is embowered in groves, through which is scattered a population of probably 500, as estimated.
On October 15, 1852, James Alexander decided to enter some land on the west bank of Skunk River. He was followed by John D. Sanford, who entered land adjoining on December 26, 1853; and he, in turn, followed by Samuel A. Patterson, with an adjoining entry October 24, 1854. These three pieces cornered together. In 1851, however, a Maine man, who had spent some years as superintendent in the Lake Superior copper-mines, and afterward located in Illinois, came to Story County site prospecting. This was Josiah Chandler. He looked over the Skunk bottoms, then water covered, and selected an elevated site, which was then surrounded by water, but above high-water mark, as that on which he should settle. This is now owned by J. Lee. He went back and persuaded Sylvanus and Jairus Chandler and others with families to come with him, and work a saw-mill in the midst of the valuable timber that lined the bottoms. Within a couple years after his first arrival, a log store and inn was built by Jairus Chandler. It is not known just when Josiah and Jairus, with Mr. Alexander, secured the site of the present town as above entered, but it may have been as late as 1854. Josiah concluded he would plat a town of about square dimensions, with its streets running parallel to the river instead of in cardinal directions. He did so, and named the new town Cambridge, and, of course, the plat is like the old French surveys. The center is near the school building in the park. The plat was not recorded, however, until November, 1856, although it is Dr. Grafton's opinion, that it was laid out probably three years before. The saw-mill, built in 1854, did a good business, with J. Batterson as sawyer, and in August, 1855, the house now used by McKee's meat market was built on the plat. The first store was built not far from the site of Baldwin & Maxwell's.

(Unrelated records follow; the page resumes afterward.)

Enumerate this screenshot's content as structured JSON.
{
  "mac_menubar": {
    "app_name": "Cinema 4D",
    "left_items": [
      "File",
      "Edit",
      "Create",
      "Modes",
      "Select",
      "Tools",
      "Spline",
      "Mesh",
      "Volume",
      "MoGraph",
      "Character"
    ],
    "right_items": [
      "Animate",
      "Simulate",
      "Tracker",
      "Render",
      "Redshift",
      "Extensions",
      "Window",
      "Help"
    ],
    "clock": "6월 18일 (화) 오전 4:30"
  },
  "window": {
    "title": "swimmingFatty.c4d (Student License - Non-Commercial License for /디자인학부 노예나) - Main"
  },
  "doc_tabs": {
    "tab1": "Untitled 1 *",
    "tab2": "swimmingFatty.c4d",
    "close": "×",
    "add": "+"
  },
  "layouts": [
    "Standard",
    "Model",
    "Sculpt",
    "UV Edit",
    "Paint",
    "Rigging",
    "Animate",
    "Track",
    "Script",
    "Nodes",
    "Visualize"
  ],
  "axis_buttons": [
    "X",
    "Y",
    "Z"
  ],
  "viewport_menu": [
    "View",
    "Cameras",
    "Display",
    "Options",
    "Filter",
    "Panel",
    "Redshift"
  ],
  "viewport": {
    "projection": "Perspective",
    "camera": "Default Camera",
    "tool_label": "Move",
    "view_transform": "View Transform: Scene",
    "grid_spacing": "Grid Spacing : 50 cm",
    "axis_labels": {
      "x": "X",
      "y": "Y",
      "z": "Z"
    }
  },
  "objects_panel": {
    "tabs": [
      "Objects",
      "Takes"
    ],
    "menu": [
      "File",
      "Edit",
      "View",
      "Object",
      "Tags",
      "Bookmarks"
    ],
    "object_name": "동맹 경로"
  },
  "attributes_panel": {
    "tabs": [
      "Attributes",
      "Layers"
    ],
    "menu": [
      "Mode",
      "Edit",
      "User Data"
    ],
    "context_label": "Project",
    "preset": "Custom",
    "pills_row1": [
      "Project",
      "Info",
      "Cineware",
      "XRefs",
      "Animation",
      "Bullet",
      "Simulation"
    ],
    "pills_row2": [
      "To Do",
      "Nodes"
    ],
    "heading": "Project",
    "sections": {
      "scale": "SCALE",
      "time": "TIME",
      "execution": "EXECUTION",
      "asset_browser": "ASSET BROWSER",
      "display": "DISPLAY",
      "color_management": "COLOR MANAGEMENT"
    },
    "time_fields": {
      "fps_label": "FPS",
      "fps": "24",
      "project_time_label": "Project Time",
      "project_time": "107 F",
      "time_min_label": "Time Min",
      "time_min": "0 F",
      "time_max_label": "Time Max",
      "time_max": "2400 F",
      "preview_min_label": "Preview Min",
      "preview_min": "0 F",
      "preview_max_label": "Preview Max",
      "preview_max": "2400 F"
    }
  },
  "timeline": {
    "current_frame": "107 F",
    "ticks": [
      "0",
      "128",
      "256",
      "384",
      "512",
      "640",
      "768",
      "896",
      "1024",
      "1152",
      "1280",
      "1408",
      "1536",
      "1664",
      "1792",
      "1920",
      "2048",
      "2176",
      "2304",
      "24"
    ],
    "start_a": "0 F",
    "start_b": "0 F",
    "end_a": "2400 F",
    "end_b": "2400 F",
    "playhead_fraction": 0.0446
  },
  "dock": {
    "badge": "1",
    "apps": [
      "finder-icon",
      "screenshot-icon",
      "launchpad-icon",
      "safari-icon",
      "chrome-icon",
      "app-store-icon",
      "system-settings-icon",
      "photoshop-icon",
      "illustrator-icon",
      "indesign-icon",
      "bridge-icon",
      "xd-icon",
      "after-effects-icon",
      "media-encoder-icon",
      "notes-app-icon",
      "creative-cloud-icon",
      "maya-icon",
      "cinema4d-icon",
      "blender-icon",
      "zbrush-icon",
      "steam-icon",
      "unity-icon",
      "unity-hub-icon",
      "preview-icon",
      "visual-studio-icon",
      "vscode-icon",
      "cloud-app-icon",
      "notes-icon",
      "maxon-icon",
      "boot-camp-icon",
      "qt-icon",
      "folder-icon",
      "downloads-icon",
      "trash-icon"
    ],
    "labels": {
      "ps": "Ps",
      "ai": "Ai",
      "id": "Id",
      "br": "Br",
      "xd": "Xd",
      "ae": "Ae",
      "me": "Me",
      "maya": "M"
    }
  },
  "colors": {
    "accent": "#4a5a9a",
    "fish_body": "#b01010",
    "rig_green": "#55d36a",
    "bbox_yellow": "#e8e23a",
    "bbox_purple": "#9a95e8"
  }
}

In the winter of 1855-56 thirty-one persons were led to the new town by Mr. Chandler, and the entire company wintered in the McKee house, with curtains for partitions. Among these were Wallace Williams, G. A. Macy (a blacksmith), Isaac Mitchell, Esq., Joseph Jones, Esq., John Cook, Sebastian Rubar and others. On one of his trips that winter Mr. Chandler met in stage coach to Des Moines a young Baltimore physician, Dr. W. H. Grafton, and persuaded him to come to Cambridge and look over the site. He came in January, 1856, and the result was an agreement between them to put up a large grist-mill, which now stands in half-ruin but still running. The mill was finished September 1, 1857. Dr. Grafton was the first and only physician, and often crossed the Skunk bottoms in a boat to visit patients. He also had nearly every person soon indebted to him for ague medicine and care, and as there was no money circulating, he took their notes, which he turned over to merchants on his own bills; the merchants in turn gave these notes to Des Moines merchants for goods, and the Des Moines parties would pay them back for produce, until they would often pass this way as currency for a time. The second store was erected on the corner of Third and Water Street, on Lot 6, in 1856, by Williams & Alexander, and was the only store until after 1860, during which time there was no growth scarcely. Almost all the houses were on Water Street between Second and Fourth. Mr. Macy and S. Bossuot, now of the hotel, were among those who built. The gold-fever of the mountains led many to go away in 1859 and 1860, and among these were Williams and Mitchell, to Colorado, and Chandler, Grafton, Livingston and others, to Pike's Peak. The place